The Lighter Side of… Space Opera: "Saga #14"
What kind of a smart aleck calls their book Saga? Populates their book with characters with horns, butterfly wings, spider legs, one eye, and TV sets for heads?
Comics: Saga #14
Length: 22 pages
Writer: Brian K. Vaughn, Fiona Staples
Publication Date: 2013-11
What kind of a smart aleck calls their book Saga? Populates their book with characters with horns, butterfly wings, spider legs, one eye, and TV sets for heads? Has a cat that tells you if you’re lying? Has a girl with half her body missing and her entrails hanging out? Floating sharks? A hack writer who pukes all over an infant with joy? Are we meant to take a title like this seriously?

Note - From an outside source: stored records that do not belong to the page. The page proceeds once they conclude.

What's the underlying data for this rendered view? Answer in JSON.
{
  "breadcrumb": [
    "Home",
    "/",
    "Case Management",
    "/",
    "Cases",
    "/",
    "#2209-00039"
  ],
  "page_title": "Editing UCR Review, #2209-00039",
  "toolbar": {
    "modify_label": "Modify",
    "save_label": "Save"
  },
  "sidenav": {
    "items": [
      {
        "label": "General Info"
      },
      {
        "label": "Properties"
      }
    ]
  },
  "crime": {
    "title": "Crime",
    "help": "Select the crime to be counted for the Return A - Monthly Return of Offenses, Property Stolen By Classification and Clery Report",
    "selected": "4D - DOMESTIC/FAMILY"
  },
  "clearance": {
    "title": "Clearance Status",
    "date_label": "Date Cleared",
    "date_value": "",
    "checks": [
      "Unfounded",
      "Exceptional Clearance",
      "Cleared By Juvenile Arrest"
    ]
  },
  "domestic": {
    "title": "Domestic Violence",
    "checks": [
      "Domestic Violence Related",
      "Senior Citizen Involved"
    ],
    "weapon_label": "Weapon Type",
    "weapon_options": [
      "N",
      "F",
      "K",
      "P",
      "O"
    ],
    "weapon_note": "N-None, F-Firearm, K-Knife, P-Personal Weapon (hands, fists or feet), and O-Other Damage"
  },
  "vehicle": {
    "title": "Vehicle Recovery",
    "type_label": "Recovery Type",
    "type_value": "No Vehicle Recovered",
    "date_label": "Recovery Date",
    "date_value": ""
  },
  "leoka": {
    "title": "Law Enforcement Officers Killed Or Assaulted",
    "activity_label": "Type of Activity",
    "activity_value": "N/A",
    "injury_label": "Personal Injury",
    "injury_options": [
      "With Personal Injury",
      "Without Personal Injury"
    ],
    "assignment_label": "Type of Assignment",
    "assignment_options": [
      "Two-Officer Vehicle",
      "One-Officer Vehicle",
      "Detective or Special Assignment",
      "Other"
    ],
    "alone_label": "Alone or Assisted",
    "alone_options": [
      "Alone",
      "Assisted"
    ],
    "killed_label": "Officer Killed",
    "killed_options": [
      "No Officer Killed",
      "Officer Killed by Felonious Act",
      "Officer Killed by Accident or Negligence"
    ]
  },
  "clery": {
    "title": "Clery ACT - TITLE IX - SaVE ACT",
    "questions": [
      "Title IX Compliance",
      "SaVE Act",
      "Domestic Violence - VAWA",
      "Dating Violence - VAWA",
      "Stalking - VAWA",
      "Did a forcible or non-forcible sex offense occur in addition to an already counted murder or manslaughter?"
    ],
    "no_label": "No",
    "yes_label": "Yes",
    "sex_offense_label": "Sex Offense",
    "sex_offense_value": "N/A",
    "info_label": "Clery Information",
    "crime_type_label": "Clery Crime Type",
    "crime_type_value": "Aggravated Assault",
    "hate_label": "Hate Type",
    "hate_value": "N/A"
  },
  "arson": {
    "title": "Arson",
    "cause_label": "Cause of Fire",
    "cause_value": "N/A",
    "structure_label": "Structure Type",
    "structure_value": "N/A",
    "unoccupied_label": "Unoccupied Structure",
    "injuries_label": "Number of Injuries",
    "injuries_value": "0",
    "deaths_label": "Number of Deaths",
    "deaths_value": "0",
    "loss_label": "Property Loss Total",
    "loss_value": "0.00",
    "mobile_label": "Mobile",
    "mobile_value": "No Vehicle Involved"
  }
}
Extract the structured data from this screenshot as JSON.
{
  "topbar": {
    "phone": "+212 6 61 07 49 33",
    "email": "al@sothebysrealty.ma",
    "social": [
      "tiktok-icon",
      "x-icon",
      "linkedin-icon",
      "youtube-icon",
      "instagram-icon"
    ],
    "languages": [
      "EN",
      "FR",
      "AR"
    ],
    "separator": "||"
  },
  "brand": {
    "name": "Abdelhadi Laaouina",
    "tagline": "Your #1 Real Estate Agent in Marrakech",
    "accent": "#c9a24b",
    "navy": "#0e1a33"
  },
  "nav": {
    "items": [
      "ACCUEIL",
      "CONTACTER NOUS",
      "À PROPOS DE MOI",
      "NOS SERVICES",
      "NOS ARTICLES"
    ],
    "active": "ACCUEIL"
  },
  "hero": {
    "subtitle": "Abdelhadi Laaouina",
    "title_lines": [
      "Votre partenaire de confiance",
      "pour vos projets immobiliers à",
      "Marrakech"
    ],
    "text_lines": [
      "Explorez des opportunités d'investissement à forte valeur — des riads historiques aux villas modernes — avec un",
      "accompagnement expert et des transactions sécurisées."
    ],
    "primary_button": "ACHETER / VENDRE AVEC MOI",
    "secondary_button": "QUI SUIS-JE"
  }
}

Well, no. At least not too much. Brian K. Vaughan’s and Fiona Staples’ much-acclaimed series may be about another interplanetary war, but it is also shows us the common, sometimes ridiculous, everyday lives of its cast. For these characters, wartime is everyday life, and so even though our heroes Alana and Marko continually are on the run, family in tow, for their unusual interspecies copulation, we typically get to see them all at their most natural. In this issue, they have travelled to the home of Alana’s inexplicable literary idol, D. Oswald Heist, for… well, some reason or another. Alana naturally geeks out, while her mother-in-law is not as taken with this strange, old Cyclops, at least not initially. But Heist and Klara end up bonding over the brokenness of their respective lives, and like many such moments in Saga, it is treated with humor and sensitivity.
The figures who are chasing our crew are not exactly the most well-adjusted souls either. Freelance bounty hunter The Will (to use his full name) is flip-flopping on whether or not to pursue Alana, Marko and their ‘half-breed’ child, much to the annoyance of his companion, Marko’s ex-girlfriend Gwendolyn. Further, he is having visions of his ex-girlfriend The Stalk, with awkward though somewhat amusing results. Gwendolyn for her part seems to have calmed down a bit on the crazy in this issue, although she is still very much focused on finding her ex. Their other companion, six-year-old Sophie, formerly known as Slave Girl, is still coming to terms with her past as a ‘sex slave’. Her issues come to light in a (mostly one-way) conversation she has with t-shirt fan favorite Lying Cat, which leads to one of the series’ most tender moments–slightly cheesy, but still executed simply and beautifully. We also check in with the journalists Upsher and Doff as they check in with Alana’s old family, and we learn why she probably feels better off as a fugitive with her new one.
Despite the lightness in tone and subject matter this issue, Fiona Staples’ art is as straight-faced as ever; this is comics, but it is still meant to be a solid piece of fantasy rather than reminiscent of your Saturday morning funnies. Once again the cover is excellent, showcasing the strength and focus of Gwendolyn and the wide-eyed wonder of the newly freed Sophie, set against an improbably large moonlit backdrop. Without being overly expressive the characters’ reactions and movements tell us just as much as the dialogue does, and add to the sense that these could be your family and friends several galaxies removed. Alana’s wedding snap is the scowl of a thousand angry goth girls, while Klara’s initial contempt for Heist is captured in the rolled eyes of many a matriarch. Saga rivals fellow Image titles Chew and The Manhattan Projects for the most engaging cast in comics right now.
As its own title suggests, Saga has a lot of elements that readers have seen before, in one form or another. Alana and Marko are the latest in a long line of versions of Romeo and Juliet, while sci-fi is littered with wars, princes, and bounty hunters. But even if we have seen these types of characters and stories many times before, we haven’t seen these particular characters before, and we haven’t seen this particular story. Vaughan and Staples have done a fantastic job to date in making that point matter, and making their readership invested in how events for this particular group work out. Message-wise, it is not as ambitious as Vaughan’s Ex Machina, or even Y: The Last Man. But Saga is no lightweight–instead it is a great reminder that, under the right craftspeople, one family’s story can seem every bit as important as the fate of an entire world.